What really cemented her as someone I wanted to find out more about was when she heard what Do-joon and the hospital director were planning to do to Yeo-jin and reacted instantly, even if it drove her into a murderous frenzy. She acted to protect Yeo-jin, and it really makes me wonder what kind of relationship they once had for them to be in a picture together. And I’m worried that by (presumably) offing her, whatever secrets she held about Yeo-jin’s past might never come to light.
But that’s a topic for another day, since that kiss. I’m not quite sure how to feel about it, because while I love the two of them together, I was actually more on board with their adorable friendship and wasn’t expecting it to advance so suddenly. Though I guess it’s not that suddenly in the scheme of things, since we can point to their budding friendship as the bedrock for their romantic feelings for each other and see where small shifts occurred to lead us to this point.
And I’m sure I’ll be just as on board with them once the initial shock passes, but again, I suppose I shouldn’t be shocked when the foundation was already there. I’m also extra grateful that the show didn’t make Tae-hyun into a bad guy like he so desperately wants to be sometimes, because that’s something I definitely wouldn’t have bought. But Tae-hyun saying he’s going to look out only for himself and his sister only to instantly regret it and feel sorry for ever suggesting it? That’s our Yong-pal.
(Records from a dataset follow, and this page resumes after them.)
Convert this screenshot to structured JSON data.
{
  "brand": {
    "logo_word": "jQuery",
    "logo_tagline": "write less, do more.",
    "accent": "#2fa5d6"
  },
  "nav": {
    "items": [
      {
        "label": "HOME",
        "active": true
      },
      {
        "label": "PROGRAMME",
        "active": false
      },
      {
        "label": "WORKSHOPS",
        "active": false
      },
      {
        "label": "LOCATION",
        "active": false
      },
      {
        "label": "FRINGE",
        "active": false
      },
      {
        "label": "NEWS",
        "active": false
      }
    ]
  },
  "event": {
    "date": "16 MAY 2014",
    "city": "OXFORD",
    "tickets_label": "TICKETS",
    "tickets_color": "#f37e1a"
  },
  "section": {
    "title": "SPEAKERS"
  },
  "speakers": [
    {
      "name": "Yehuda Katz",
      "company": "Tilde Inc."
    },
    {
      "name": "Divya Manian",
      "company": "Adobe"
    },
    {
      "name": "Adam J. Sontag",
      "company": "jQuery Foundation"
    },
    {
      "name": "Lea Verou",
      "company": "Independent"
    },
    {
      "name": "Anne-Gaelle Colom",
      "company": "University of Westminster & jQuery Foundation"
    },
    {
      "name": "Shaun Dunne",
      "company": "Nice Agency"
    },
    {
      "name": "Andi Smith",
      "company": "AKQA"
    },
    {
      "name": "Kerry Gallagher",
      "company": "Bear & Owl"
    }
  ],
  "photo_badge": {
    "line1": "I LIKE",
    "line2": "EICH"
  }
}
Plus, it was nice to see Yeo-jin be proactive in that moment by calling him, and there’s just something about knowing a person well enough to make an ultimatum like she did that just works. She was banking on him needing that little extra push to do what was already in his heart, and the gamble paid off in a big way—but I do wonder what Tae-hyun plans on doing about his sister. Then again, I was wondering why Do-joon’s offer was the only one available when Yeo-jin’s should’ve still been totally viable. Maybe it made his decision to abandon her only to instantly change his mind a little moot, but I guess you can’t blame the guy for shopping around.